Back to the Myth and the Reality

The myth of family business is that many people, when they hear the term “family business,” think it means “small business.” And the term “small business,” to many people, connotes not enough resources to be reliable. And even if “family business” does not mean small, the myth would have us believe it means managed at the whims and fancy of a family, not by a group of professional managers. As such, family businesses can be reluctant to let the word out that they are a family business, much less promote it through their brand, for fear of feeding this myth.

The advisor should stress the reality that in today’s age of large and distant corporations, consumers like and trust family businesses. Moreover, getting a message through to customers, much less a positive one, is profoundly difficult in our information overloaded world. Brands enable customers to quickly understand who the business is and what it stands for. For advisors, working with a family business on creating brand awareness can be a complicated project, involving many constituencies.

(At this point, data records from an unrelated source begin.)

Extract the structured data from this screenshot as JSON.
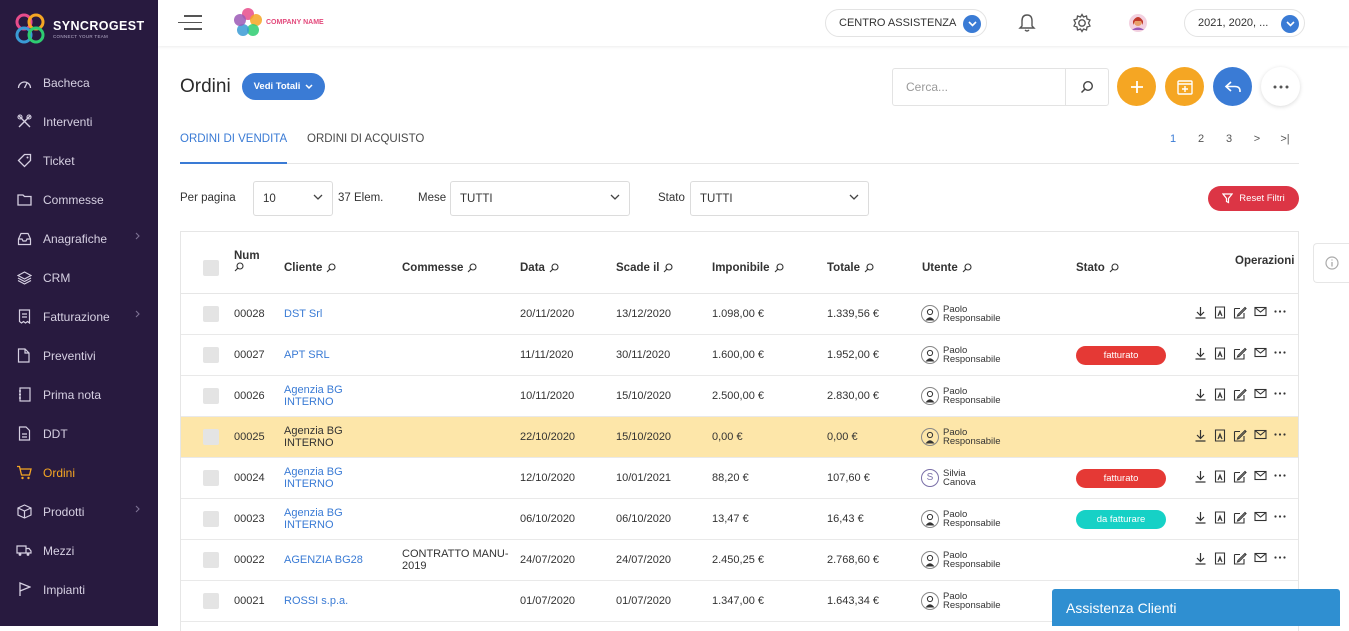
{
  "brand": {
    "name": "SYNCROGEST",
    "tagline": "CONNECT YOUR TEAM",
    "company_logo_text": "COMPANY NAME"
  },
  "sidebar": {
    "items": [
      {
        "label": "Bacheca",
        "icon": "dashboard-icon",
        "has_submenu": false
      },
      {
        "label": "Interventi",
        "icon": "tools-icon",
        "has_submenu": false
      },
      {
        "label": "Ticket",
        "icon": "tag-icon",
        "has_submenu": false
      },
      {
        "label": "Commesse",
        "icon": "folder-icon",
        "has_submenu": false
      },
      {
        "label": "Anagrafiche",
        "icon": "inbox-icon",
        "has_submenu": true
      },
      {
        "label": "CRM",
        "icon": "layers-icon",
        "has_submenu": false
      },
      {
        "label": "Fatturazione",
        "icon": "invoice-icon",
        "has_submenu": true
      },
      {
        "label": "Preventivi",
        "icon": "quote-icon",
        "has_submenu": false
      },
      {
        "label": "Prima nota",
        "icon": "notebook-icon",
        "has_submenu": false
      },
      {
        "label": "DDT",
        "icon": "document-icon",
        "has_submenu": false
      },
      {
        "label": "Ordini",
        "icon": "cart-icon",
        "has_submenu": false,
        "active": true
      },
      {
        "label": "Prodotti",
        "icon": "box-icon",
        "has_submenu": true
      },
      {
        "label": "Mezzi",
        "icon": "truck-icon",
        "has_submenu": false
      },
      {
        "label": "Impianti",
        "icon": "flag-icon",
        "has_submenu": false
      }
    ]
  },
  "topbar": {
    "assistance_label": "CENTRO ASSISTENZA",
    "years_label": "2021, 2020, ..."
  },
  "page": {
    "title": "Ordini",
    "totals_button": "Vedi Totali",
    "search_placeholder": "Cerca...",
    "tabs": [
      {
        "label": "ORDINI DI VENDITA",
        "active": true
      },
      {
        "label": "ORDINI DI ACQUISTO",
        "active": false
      }
    ],
    "pager": [
      "1",
      "2",
      "3",
      ">",
      ">|"
    ],
    "current_page": "1"
  },
  "filters": {
    "per_page_label": "Per pagina",
    "per_page_value": "10",
    "count_label": "37 Elem.",
    "month_label": "Mese",
    "month_value": "TUTTI",
    "status_label": "Stato",
    "status_value": "TUTTI",
    "reset_label": "Reset Filtri"
  },
  "table": {
    "headers": {
      "num": "Num",
      "cliente": "Cliente",
      "commesse": "Commesse",
      "data": "Data",
      "scade": "Scade il",
      "imponibile": "Imponibile",
      "totale": "Totale",
      "utente": "Utente",
      "stato": "Stato",
      "operazioni": "Operazioni"
    },
    "rows": [
      {
        "num": "00028",
        "cliente": "DST Srl",
        "cliente2": "",
        "commessa": "",
        "commessa2": "",
        "data": "20/11/2020",
        "scade": "13/12/2020",
        "imponibile": "1.098,00 €",
        "totale": "1.339,56 €",
        "utente1": "Paolo",
        "utente2": "Responsabile",
        "avatar": "person",
        "stato": "",
        "stato_color": "",
        "link": true,
        "highlight": false
      },
      {
        "num": "00027",
        "cliente": "APT SRL",
        "cliente2": "",
        "commessa": "",
        "commessa2": "",
        "data": "11/11/2020",
        "scade": "30/11/2020",
        "imponibile": "1.600,00 €",
        "totale": "1.952,00 €",
        "utente1": "Paolo",
        "utente2": "Responsabile",
        "avatar": "person",
        "stato": "fatturato",
        "stato_color": "red",
        "link": true,
        "highlight": false
      },
      {
        "num": "00026",
        "cliente": "Agenzia BG",
        "cliente2": "INTERNO",
        "commessa": "",
        "commessa2": "",
        "data": "10/11/2020",
        "scade": "15/10/2020",
        "imponibile": "2.500,00 €",
        "totale": "2.830,00 €",
        "utente1": "Paolo",
        "utente2": "Responsabile",
        "avatar": "person",
        "stato": "",
        "stato_color": "",
        "link": true,
        "highlight": false
      },
      {
        "num": "00025",
        "cliente": "Agenzia BG",
        "cliente2": "INTERNO",
        "commessa": "",
        "commessa2": "",
        "data": "22/10/2020",
        "scade": "15/10/2020",
        "imponibile": "0,00 €",
        "totale": "0,00 €",
        "utente1": "Paolo",
        "utente2": "Responsabile",
        "avatar": "person",
        "stato": "",
        "stato_color": "",
        "link": false,
        "highlight": true
      },
      {
        "num": "00024",
        "cliente": "Agenzia BG",
        "cliente2": "INTERNO",
        "commessa": "",
        "commessa2": "",
        "data": "12/10/2020",
        "scade": "10/01/2021",
        "imponibile": "88,20 €",
        "totale": "107,60 €",
        "utente1": "Silvia",
        "utente2": "Canova",
        "avatar": "S",
        "stato": "fatturato",
        "stato_color": "red",
        "link": true,
        "highlight": false
      },
      {
        "num": "00023",
        "cliente": "Agenzia BG",
        "cliente2": "INTERNO",
        "commessa": "",
        "commessa2": "",
        "data": "06/10/2020",
        "scade": "06/10/2020",
        "imponibile": "13,47 €",
        "totale": "16,43 €",
        "utente1": "Paolo",
        "utente2": "Responsabile",
        "avatar": "person",
        "stato": "da fatturare",
        "stato_color": "teal",
        "link": true,
        "highlight": false
      },
      {
        "num": "00022",
        "cliente": "AGENZIA BG28",
        "cliente2": "",
        "commessa": "CONTRATTO MANU-",
        "commessa2": "2019",
        "data": "24/07/2020",
        "scade": "24/07/2020",
        "imponibile": "2.450,25 €",
        "totale": "2.768,60 €",
        "utente1": "Paolo",
        "utente2": "Responsabile",
        "avatar": "person",
        "stato": "",
        "stato_color": "",
        "link": true,
        "highlight": false
      },
      {
        "num": "00021",
        "cliente": "ROSSI s.p.a.",
        "cliente2": "",
        "commessa": "",
        "commessa2": "",
        "data": "01/07/2020",
        "scade": "01/07/2020",
        "imponibile": "1.347,00 €",
        "totale": "1.643,34 €",
        "utente1": "Paolo",
        "utente2": "Responsabile",
        "avatar": "person",
        "stato": "",
        "stato_color": "",
        "link": true,
        "highlight": false
      }
    ]
  },
  "chat": {
    "label": "Assistenza Clienti"
  },
  "colors": {
    "sidebar_bg": "#281a3f",
    "accent_orange": "#f5a623",
    "primary_blue": "#3a7bd5",
    "danger_red": "#e53935",
    "teal": "#16d1c6",
    "highlight_row": "#fde6a9"
  }
}
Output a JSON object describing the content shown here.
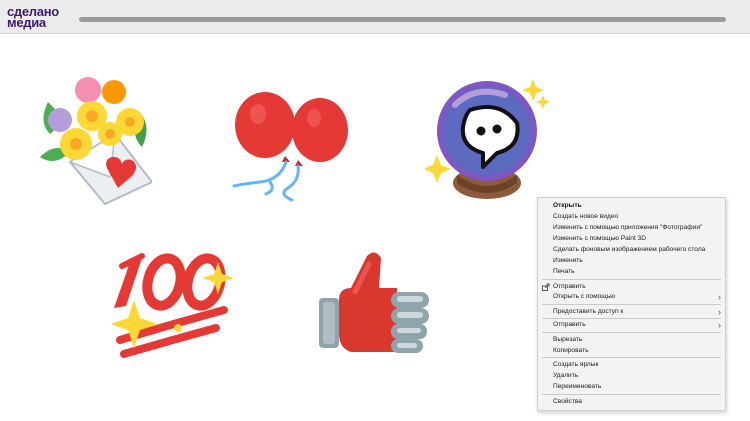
{
  "header": {
    "logo_line1": "сделано",
    "logo_line2": "медиа"
  },
  "stickers": [
    {
      "name": "flowers-envelope",
      "icon": "flowers-envelope-icon"
    },
    {
      "name": "red-balloons",
      "icon": "balloons-icon"
    },
    {
      "name": "crystal-ball",
      "icon": "crystal-ball-chat-icon"
    },
    {
      "name": "hundred-points",
      "icon": "hundred-icon"
    },
    {
      "name": "thumbs-up",
      "icon": "thumbs-up-icon"
    }
  ],
  "context_menu": {
    "items": [
      {
        "label": "Открыть",
        "bold": true
      },
      {
        "label": "Создать новое видео"
      },
      {
        "label": "Изменить с помощью приложения \"Фотографии\""
      },
      {
        "label": "Изменить с помощью Paint 3D"
      },
      {
        "label": "Сделать фоновым изображением рабочего стола"
      },
      {
        "label": "Изменить"
      },
      {
        "label": "Печать"
      },
      {
        "label": "Отправить",
        "icon": "share-icon"
      },
      {
        "label": "Открыть с помощью",
        "submenu": true
      },
      {
        "label": "Предоставить доступ к",
        "submenu": true
      },
      {
        "label": "Отправить",
        "submenu": true
      },
      {
        "label": "Вырезать"
      },
      {
        "label": "Копировать"
      },
      {
        "label": "Создать ярлык"
      },
      {
        "label": "Удалить"
      },
      {
        "label": "Переименовать"
      },
      {
        "label": "Свойства"
      }
    ]
  },
  "colors": {
    "accent_logo": "#3b1d6e",
    "menu_bg": "#f3f3f3",
    "balloon_red": "#e53935",
    "thumb_red": "#d8382e"
  }
}
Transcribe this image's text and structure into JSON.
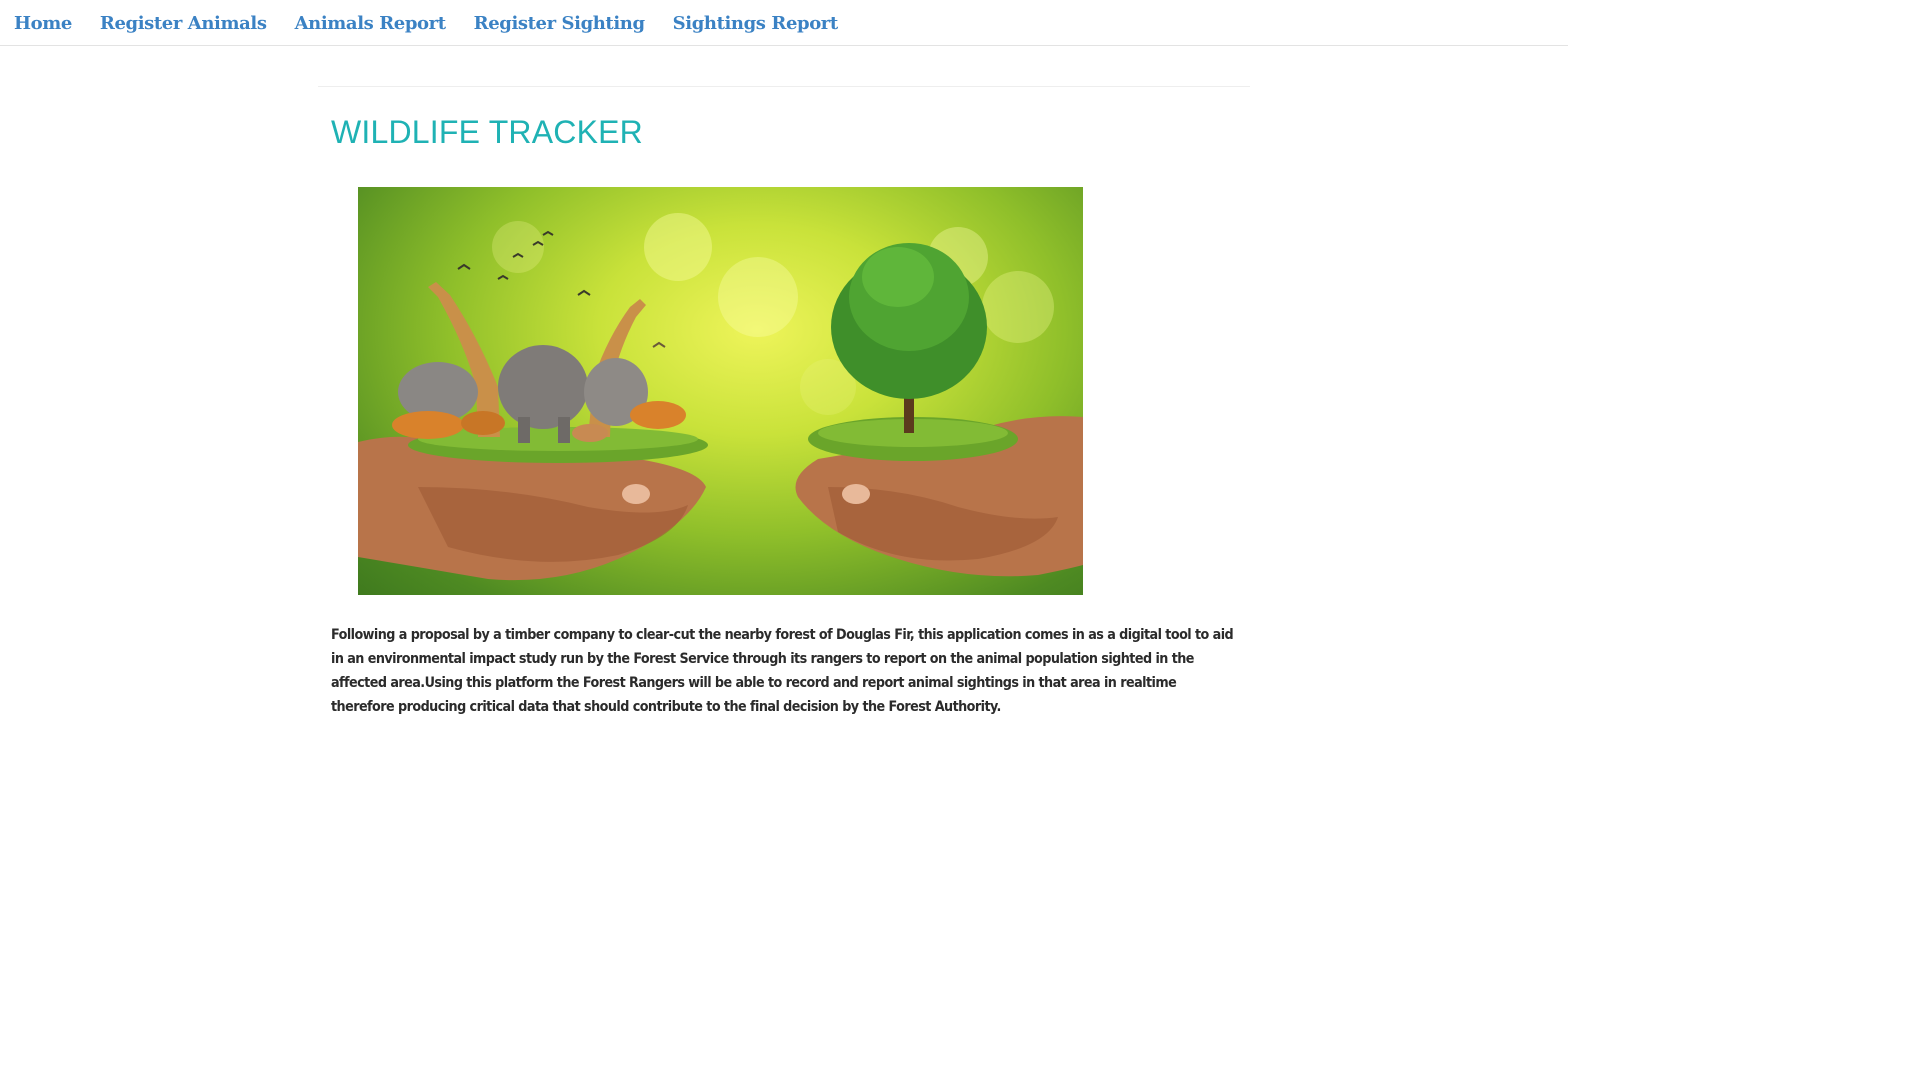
{
  "nav": {
    "items": [
      {
        "label": "Home"
      },
      {
        "label": "Register Animals"
      },
      {
        "label": "Animals Report"
      },
      {
        "label": "Register Sighting"
      },
      {
        "label": "Sightings Report"
      }
    ]
  },
  "main": {
    "title": "WILDLIFE TRACKER",
    "description": "Following a proposal by a timber company to clear-cut the nearby forest of Douglas Fir, this application comes in as a digital tool to aid in an environmental impact study run by the Forest Service through its rangers to report on the animal population sighted in the affected area.Using this platform the Forest Rangers will be able to record and report animal sightings in that area in realtime therefore producing critical data that should contribute to the final decision by the Forest Authority."
  },
  "colors": {
    "nav_link": "#3b82c4",
    "title": "#1fb2b4",
    "body_text": "#2b2b2b"
  }
}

However, tying the concept of a family business to a brand drives a good message through the clutter and takes the image of the business to a place where the big box boys and faceless corporations simply cannot go.

About the contributor:

Henry HutchesonHenry Hutcheson is president of Family Business USA in Chapel Hill, NC. He holds the FFI Certificate in Family Business Advising (CFBA) and can be reached at henry@familybusinessusa.com.